Abolishing slavery was eventually assimilated as an aim for the preservation of the union by 1863. The end of the civil war ended the institution of slavery and secession by the southern states. The Confederacy was founded by Alexander to fight for the rights of slaves. The institution of slavery was built on racism, and it was difficult for the confederacy to fight for their rights. Racism continued even in the Reconstruction Era between 1865 and 1877. This undermined the 13th, 14th, and 15th constitutional amendments. The rights of the African Americans eroded in the following decades, and they were marginalized and segregated politically and economically. The white supremacy in the south was still evident after the civil war. Three black Americans could be lynched every week in the south between 1890 and 1920. Black Americans had to pay taxes but were denied the constitutional rights enjoyed by the whites (Glatthaar and Gallagher, 2001).
The government had forgotten the rights of slaves in a rush to prevent the secession of the south. The southern philosophers considered slaves to be contented in slavery since they were committed and faithful to their masters. This made the southerners fight for the existence of the institution of slavery, but they were overwhelmed by the military strength of the Union. This ideology of slavery remained among the southerners as the country progressed to the industrial age and the Progressive Era. The south developed the Great Alibi since its defects became virtues of the war and their defeat turned victory long after the war had ended. The northern states considered themselves to be the savior of the nation by instilling morality to the southern states.

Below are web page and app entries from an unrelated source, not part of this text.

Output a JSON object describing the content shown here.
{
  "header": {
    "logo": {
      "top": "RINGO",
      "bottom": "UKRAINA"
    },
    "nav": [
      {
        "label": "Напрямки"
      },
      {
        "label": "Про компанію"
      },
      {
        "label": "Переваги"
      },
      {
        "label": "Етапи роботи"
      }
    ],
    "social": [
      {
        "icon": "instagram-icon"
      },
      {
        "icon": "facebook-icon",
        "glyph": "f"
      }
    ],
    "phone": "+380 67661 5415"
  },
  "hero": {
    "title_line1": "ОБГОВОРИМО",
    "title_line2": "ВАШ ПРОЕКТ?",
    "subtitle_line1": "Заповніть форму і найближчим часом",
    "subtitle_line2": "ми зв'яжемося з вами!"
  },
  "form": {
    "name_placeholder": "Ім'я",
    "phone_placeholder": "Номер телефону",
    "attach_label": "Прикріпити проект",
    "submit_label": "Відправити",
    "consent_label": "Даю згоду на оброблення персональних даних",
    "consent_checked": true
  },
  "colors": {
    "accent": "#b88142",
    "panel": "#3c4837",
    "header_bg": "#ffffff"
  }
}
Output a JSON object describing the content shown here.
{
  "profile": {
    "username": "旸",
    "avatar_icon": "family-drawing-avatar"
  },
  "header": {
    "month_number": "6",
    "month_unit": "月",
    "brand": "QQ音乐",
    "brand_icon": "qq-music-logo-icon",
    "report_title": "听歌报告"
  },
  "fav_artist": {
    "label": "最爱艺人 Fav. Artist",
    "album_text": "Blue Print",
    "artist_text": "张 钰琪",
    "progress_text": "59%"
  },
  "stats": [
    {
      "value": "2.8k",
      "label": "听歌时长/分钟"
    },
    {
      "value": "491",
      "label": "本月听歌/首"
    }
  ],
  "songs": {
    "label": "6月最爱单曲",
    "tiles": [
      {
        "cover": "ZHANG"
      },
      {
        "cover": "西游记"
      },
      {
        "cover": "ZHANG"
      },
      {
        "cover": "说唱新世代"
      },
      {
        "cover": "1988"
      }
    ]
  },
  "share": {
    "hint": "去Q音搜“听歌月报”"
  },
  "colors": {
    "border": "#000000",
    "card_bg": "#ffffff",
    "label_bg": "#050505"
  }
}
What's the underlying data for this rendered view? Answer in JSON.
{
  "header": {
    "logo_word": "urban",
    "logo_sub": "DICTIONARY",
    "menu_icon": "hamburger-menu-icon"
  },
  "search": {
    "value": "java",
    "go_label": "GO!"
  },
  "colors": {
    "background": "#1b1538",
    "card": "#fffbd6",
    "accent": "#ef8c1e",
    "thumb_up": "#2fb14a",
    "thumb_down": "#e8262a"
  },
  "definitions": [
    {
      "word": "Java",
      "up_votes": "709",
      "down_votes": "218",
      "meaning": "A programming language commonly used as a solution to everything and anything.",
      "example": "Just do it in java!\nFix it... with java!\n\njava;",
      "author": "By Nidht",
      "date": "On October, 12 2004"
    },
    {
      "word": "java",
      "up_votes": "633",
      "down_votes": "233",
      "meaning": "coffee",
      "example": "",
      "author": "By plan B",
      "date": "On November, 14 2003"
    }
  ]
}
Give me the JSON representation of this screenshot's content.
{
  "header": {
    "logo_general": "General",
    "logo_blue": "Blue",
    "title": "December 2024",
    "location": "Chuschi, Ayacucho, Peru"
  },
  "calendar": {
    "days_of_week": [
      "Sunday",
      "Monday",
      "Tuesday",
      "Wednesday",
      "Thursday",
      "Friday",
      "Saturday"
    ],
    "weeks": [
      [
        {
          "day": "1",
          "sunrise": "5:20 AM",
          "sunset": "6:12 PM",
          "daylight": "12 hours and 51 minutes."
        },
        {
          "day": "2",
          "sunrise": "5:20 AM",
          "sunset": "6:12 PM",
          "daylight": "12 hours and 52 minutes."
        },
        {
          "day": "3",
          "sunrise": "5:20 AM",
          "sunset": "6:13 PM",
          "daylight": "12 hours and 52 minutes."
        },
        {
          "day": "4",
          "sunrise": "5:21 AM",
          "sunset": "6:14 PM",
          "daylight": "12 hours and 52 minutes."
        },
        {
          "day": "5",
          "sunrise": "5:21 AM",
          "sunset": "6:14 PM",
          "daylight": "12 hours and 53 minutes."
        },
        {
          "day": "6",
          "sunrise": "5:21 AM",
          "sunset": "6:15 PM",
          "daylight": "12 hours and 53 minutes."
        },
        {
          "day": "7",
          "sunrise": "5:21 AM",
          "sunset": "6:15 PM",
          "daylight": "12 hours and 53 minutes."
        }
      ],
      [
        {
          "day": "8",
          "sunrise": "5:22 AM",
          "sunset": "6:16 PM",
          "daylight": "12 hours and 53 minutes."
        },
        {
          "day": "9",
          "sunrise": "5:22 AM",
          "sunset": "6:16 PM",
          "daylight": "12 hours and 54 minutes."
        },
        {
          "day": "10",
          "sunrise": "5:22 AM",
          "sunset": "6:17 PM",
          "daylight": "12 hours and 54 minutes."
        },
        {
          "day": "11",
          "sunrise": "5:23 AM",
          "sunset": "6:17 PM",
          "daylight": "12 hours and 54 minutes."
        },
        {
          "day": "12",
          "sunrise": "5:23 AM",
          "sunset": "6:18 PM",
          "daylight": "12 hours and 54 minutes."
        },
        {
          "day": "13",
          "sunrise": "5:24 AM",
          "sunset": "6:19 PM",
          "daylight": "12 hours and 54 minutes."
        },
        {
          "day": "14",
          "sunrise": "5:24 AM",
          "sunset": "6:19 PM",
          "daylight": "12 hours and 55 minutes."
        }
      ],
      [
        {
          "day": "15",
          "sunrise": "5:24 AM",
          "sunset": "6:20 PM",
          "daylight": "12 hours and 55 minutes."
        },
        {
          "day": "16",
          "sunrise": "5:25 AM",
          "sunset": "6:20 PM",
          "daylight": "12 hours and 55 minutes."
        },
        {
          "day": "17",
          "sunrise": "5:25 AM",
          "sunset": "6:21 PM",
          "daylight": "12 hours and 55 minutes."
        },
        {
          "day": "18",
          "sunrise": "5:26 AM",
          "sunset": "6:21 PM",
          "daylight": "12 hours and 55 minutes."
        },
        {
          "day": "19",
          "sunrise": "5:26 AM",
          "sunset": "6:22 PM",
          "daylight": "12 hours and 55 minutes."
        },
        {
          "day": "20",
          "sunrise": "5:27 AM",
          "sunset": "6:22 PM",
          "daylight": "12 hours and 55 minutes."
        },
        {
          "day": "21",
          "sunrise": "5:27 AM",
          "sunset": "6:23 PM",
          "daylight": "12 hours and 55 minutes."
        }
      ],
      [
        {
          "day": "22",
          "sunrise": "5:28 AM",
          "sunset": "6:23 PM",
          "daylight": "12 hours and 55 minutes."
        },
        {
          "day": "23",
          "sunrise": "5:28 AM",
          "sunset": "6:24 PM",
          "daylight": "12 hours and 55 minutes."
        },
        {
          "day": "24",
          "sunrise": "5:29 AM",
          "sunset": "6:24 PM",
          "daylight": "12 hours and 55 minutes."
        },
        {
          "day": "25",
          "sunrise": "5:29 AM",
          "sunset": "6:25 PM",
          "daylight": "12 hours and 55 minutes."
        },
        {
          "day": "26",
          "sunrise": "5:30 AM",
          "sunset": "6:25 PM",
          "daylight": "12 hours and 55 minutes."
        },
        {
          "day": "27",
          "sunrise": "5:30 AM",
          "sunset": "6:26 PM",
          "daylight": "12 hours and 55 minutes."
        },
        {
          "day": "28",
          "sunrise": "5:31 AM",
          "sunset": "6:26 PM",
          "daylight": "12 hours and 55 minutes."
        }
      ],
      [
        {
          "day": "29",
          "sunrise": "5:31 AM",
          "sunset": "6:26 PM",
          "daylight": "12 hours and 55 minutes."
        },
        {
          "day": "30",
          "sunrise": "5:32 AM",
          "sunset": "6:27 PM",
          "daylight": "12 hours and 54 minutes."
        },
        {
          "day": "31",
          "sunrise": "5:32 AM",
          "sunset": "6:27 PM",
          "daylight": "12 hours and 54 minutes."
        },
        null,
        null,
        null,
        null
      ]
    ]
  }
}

Slavery continued to dominate the disagreements between the north and the south in the 19th century. The southern states took long to reconstruct due to destruction by the north that was better armed and had bigger troops than the southern forces. The civil war erupted in 1861, but the differences between the two sides began with the Declaration of Independence. The declaration did not address the abolition of slavery effectively, and the African Americans were granted fewer rights than the whites. These rights were still debatable between the abolitionists and the southern masters. The war stopped in 1865, but its legacy still exists in the current society. The war granted freedom to the slaves, and it gave them constitutional rights even though they were fully entitled to these rights several decades after the war.
Ford, C. T. (2004). The American Civil War: An overview. Berkeley Heights, NJ: Enslow
Glatthaar, J. T., & Gallagher, G. W. (2001). The American Civil War. Oxford: Osprey Military.